= EXERCISE OBJECTIVE =
Return every entry exactly as written, with the pictures removed.

(App and web page records)
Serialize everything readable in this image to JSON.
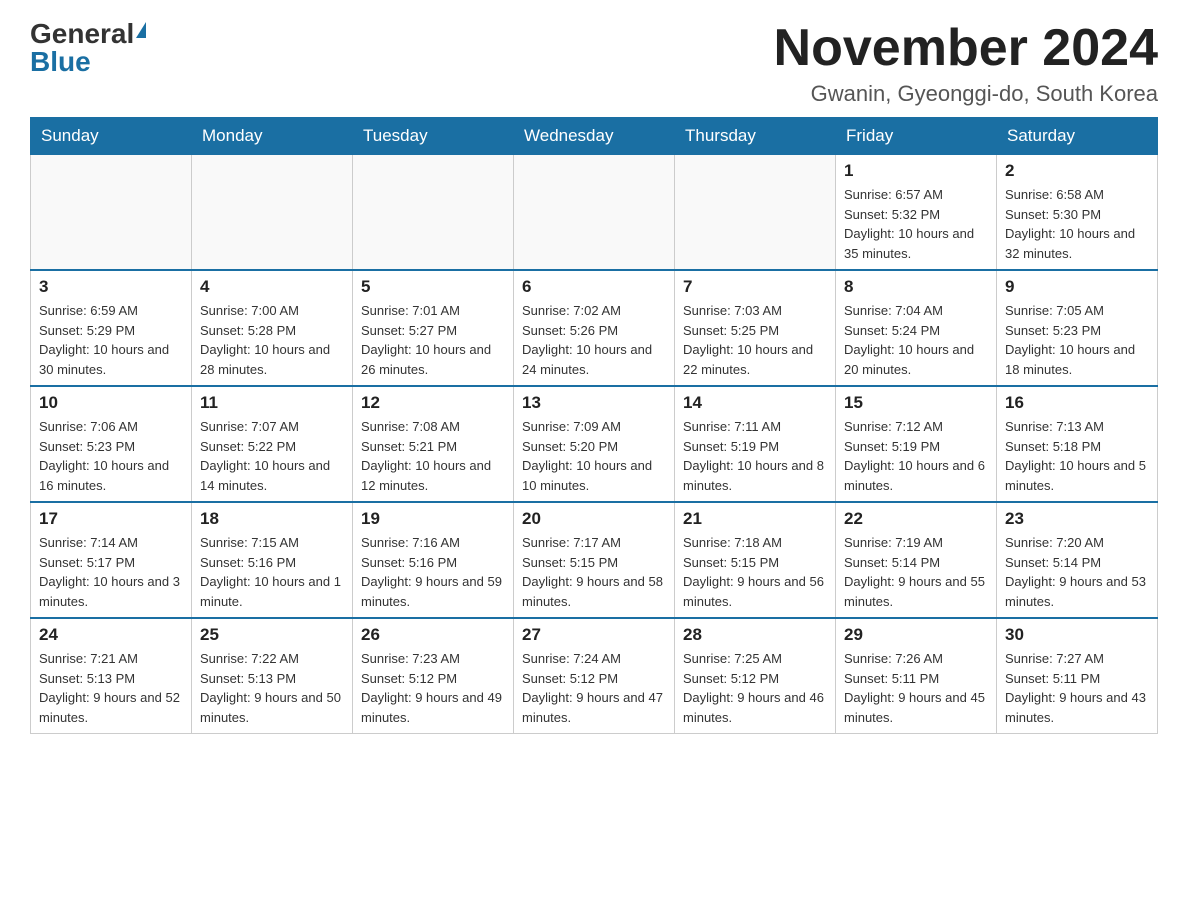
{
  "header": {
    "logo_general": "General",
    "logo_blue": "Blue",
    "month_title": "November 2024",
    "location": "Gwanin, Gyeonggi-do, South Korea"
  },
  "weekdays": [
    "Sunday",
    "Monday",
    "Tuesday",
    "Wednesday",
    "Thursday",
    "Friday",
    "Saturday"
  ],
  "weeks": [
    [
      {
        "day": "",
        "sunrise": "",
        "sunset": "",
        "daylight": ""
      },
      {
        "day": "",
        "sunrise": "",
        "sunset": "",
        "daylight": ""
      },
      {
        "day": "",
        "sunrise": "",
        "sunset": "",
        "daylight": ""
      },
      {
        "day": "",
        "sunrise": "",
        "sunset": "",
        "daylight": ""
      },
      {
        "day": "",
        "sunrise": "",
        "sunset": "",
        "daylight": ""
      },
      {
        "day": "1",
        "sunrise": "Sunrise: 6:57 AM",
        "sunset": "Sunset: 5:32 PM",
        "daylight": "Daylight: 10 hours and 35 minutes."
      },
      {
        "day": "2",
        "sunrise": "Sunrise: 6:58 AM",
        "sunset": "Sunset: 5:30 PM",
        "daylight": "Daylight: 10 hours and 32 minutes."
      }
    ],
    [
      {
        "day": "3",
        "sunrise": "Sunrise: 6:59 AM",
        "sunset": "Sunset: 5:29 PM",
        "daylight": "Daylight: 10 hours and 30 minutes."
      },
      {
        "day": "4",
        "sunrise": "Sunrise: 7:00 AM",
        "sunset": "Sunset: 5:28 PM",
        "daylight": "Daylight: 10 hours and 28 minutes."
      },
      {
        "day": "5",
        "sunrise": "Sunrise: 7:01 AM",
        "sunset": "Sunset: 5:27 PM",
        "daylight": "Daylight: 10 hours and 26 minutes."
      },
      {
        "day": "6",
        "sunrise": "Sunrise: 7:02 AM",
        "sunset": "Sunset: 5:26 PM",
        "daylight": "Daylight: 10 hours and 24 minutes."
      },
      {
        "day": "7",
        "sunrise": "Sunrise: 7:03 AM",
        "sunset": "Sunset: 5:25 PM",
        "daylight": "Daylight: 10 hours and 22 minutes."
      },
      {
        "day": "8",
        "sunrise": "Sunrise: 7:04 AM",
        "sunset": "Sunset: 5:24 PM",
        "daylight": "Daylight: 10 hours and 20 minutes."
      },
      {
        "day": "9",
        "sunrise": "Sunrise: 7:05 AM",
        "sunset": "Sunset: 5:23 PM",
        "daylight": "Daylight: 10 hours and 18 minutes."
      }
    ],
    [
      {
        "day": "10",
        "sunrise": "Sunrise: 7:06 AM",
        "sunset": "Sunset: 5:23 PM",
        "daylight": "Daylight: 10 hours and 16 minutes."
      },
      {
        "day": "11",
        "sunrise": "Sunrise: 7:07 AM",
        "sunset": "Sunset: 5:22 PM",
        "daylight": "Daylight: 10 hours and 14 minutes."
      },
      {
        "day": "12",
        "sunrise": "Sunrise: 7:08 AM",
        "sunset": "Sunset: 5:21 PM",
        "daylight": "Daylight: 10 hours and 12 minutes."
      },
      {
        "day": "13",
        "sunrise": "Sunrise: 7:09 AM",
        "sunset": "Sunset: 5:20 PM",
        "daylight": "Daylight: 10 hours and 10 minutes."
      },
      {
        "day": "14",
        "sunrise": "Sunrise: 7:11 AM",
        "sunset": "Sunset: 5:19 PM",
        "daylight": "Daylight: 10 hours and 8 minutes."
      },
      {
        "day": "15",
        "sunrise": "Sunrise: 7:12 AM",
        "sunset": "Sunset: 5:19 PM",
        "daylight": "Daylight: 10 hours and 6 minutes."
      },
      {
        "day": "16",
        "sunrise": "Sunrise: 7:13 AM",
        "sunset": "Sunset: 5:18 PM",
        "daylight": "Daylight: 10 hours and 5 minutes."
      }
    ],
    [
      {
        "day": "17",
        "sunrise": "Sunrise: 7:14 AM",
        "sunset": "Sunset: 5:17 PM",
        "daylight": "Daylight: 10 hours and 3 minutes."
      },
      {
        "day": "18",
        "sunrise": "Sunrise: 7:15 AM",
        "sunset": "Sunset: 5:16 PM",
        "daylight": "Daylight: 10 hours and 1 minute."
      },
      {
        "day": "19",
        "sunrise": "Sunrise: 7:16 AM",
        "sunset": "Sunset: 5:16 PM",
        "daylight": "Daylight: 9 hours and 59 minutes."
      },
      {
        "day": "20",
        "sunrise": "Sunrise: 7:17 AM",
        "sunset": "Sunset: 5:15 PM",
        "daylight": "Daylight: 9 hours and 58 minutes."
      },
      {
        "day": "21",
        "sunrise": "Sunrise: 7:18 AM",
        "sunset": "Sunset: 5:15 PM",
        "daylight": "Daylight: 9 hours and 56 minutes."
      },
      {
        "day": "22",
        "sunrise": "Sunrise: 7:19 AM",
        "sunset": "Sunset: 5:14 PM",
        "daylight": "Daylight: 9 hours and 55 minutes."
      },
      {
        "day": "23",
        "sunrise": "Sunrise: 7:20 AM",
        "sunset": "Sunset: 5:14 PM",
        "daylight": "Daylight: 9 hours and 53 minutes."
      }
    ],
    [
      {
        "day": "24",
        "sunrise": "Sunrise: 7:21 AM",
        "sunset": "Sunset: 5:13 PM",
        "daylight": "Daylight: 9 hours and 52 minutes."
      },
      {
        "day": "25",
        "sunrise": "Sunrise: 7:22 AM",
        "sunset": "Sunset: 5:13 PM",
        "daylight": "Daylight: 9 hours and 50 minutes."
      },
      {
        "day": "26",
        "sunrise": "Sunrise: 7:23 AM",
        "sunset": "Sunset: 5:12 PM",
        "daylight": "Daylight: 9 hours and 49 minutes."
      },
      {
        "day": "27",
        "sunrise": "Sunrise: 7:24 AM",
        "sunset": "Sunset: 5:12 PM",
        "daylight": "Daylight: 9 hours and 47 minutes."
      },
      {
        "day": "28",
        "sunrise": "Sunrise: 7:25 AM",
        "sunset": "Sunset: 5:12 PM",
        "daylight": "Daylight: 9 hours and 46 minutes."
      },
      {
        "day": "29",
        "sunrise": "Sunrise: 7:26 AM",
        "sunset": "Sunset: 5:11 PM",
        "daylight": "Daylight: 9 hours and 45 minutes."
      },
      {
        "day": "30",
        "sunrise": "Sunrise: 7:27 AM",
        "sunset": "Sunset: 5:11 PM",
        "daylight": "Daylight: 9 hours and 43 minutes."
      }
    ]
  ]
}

= SOLUTION FOR THIS PROBLEM =
Serialize everything readable in this image to JSON.
{
  "header": {
    "logo_general": "General",
    "logo_blue": "Blue",
    "month_title": "November 2024",
    "location": "Gwanin, Gyeonggi-do, South Korea"
  },
  "weekdays": [
    "Sunday",
    "Monday",
    "Tuesday",
    "Wednesday",
    "Thursday",
    "Friday",
    "Saturday"
  ],
  "weeks": [
    [
      {
        "day": "",
        "sunrise": "",
        "sunset": "",
        "daylight": ""
      },
      {
        "day": "",
        "sunrise": "",
        "sunset": "",
        "daylight": ""
      },
      {
        "day": "",
        "sunrise": "",
        "sunset": "",
        "daylight": ""
      },
      {
        "day": "",
        "sunrise": "",
        "sunset": "",
        "daylight": ""
      },
      {
        "day": "",
        "sunrise": "",
        "sunset": "",
        "daylight": ""
      },
      {
        "day": "1",
        "sunrise": "Sunrise: 6:57 AM",
        "sunset": "Sunset: 5:32 PM",
        "daylight": "Daylight: 10 hours and 35 minutes."
      },
      {
        "day": "2",
        "sunrise": "Sunrise: 6:58 AM",
        "sunset": "Sunset: 5:30 PM",
        "daylight": "Daylight: 10 hours and 32 minutes."
      }
    ],
    [
      {
        "day": "3",
        "sunrise": "Sunrise: 6:59 AM",
        "sunset": "Sunset: 5:29 PM",
        "daylight": "Daylight: 10 hours and 30 minutes."
      },
      {
        "day": "4",
        "sunrise": "Sunrise: 7:00 AM",
        "sunset": "Sunset: 5:28 PM",
        "daylight": "Daylight: 10 hours and 28 minutes."
      },
      {
        "day": "5",
        "sunrise": "Sunrise: 7:01 AM",
        "sunset": "Sunset: 5:27 PM",
        "daylight": "Daylight: 10 hours and 26 minutes."
      },
      {
        "day": "6",
        "sunrise": "Sunrise: 7:02 AM",
        "sunset": "Sunset: 5:26 PM",
        "daylight": "Daylight: 10 hours and 24 minutes."
      },
      {
        "day": "7",
        "sunrise": "Sunrise: 7:03 AM",
        "sunset": "Sunset: 5:25 PM",
        "daylight": "Daylight: 10 hours and 22 minutes."
      },
      {
        "day": "8",
        "sunrise": "Sunrise: 7:04 AM",
        "sunset": "Sunset: 5:24 PM",
        "daylight": "Daylight: 10 hours and 20 minutes."
      },
      {
        "day": "9",
        "sunrise": "Sunrise: 7:05 AM",
        "sunset": "Sunset: 5:23 PM",
        "daylight": "Daylight: 10 hours and 18 minutes."
      }
    ],
    [
      {
        "day": "10",
        "sunrise": "Sunrise: 7:06 AM",
        "sunset": "Sunset: 5:23 PM",
        "daylight": "Daylight: 10 hours and 16 minutes."
      },
      {
        "day": "11",
        "sunrise": "Sunrise: 7:07 AM",
        "sunset": "Sunset: 5:22 PM",
        "daylight": "Daylight: 10 hours and 14 minutes."
      },
      {
        "day": "12",
        "sunrise": "Sunrise: 7:08 AM",
        "sunset": "Sunset: 5:21 PM",
        "daylight": "Daylight: 10 hours and 12 minutes."
      },
      {
        "day": "13",
        "sunrise": "Sunrise: 7:09 AM",
        "sunset": "Sunset: 5:20 PM",
        "daylight": "Daylight: 10 hours and 10 minutes."
      },
      {
        "day": "14",
        "sunrise": "Sunrise: 7:11 AM",
        "sunset": "Sunset: 5:19 PM",
        "daylight": "Daylight: 10 hours and 8 minutes."
      },
      {
        "day": "15",
        "sunrise": "Sunrise: 7:12 AM",
        "sunset": "Sunset: 5:19 PM",
        "daylight": "Daylight: 10 hours and 6 minutes."
      },
      {
        "day": "16",
        "sunrise": "Sunrise: 7:13 AM",
        "sunset": "Sunset: 5:18 PM",
        "daylight": "Daylight: 10 hours and 5 minutes."
      }
    ],
    [
      {
        "day": "17",
        "sunrise": "Sunrise: 7:14 AM",
        "sunset": "Sunset: 5:17 PM",
        "daylight": "Daylight: 10 hours and 3 minutes."
      },
      {
        "day": "18",
        "sunrise": "Sunrise: 7:15 AM",
        "sunset": "Sunset: 5:16 PM",
        "daylight": "Daylight: 10 hours and 1 minute."
      },
      {
        "day": "19",
        "sunrise": "Sunrise: 7:16 AM",
        "sunset": "Sunset: 5:16 PM",
        "daylight": "Daylight: 9 hours and 59 minutes."
      },
      {
        "day": "20",
        "sunrise": "Sunrise: 7:17 AM",
        "sunset": "Sunset: 5:15 PM",
        "daylight": "Daylight: 9 hours and 58 minutes."
      },
      {
        "day": "21",
        "sunrise": "Sunrise: 7:18 AM",
        "sunset": "Sunset: 5:15 PM",
        "daylight": "Daylight: 9 hours and 56 minutes."
      },
      {
        "day": "22",
        "sunrise": "Sunrise: 7:19 AM",
        "sunset": "Sunset: 5:14 PM",
        "daylight": "Daylight: 9 hours and 55 minutes."
      },
      {
        "day": "23",
        "sunrise": "Sunrise: 7:20 AM",
        "sunset": "Sunset: 5:14 PM",
        "daylight": "Daylight: 9 hours and 53 minutes."
      }
    ],
    [
      {
        "day": "24",
        "sunrise": "Sunrise: 7:21 AM",
        "sunset": "Sunset: 5:13 PM",
        "daylight": "Daylight: 9 hours and 52 minutes."
      },
      {
        "day": "25",
        "sunrise": "Sunrise: 7:22 AM",
        "sunset": "Sunset: 5:13 PM",
        "daylight": "Daylight: 9 hours and 50 minutes."
      },
      {
        "day": "26",
        "sunrise": "Sunrise: 7:23 AM",
        "sunset": "Sunset: 5:12 PM",
        "daylight": "Daylight: 9 hours and 49 minutes."
      },
      {
        "day": "27",
        "sunrise": "Sunrise: 7:24 AM",
        "sunset": "Sunset: 5:12 PM",
        "daylight": "Daylight: 9 hours and 47 minutes."
      },
      {
        "day": "28",
        "sunrise": "Sunrise: 7:25 AM",
        "sunset": "Sunset: 5:12 PM",
        "daylight": "Daylight: 9 hours and 46 minutes."
      },
      {
        "day": "29",
        "sunrise": "Sunrise: 7:26 AM",
        "sunset": "Sunset: 5:11 PM",
        "daylight": "Daylight: 9 hours and 45 minutes."
      },
      {
        "day": "30",
        "sunrise": "Sunrise: 7:27 AM",
        "sunset": "Sunset: 5:11 PM",
        "daylight": "Daylight: 9 hours and 43 minutes."
      }
    ]
  ]
}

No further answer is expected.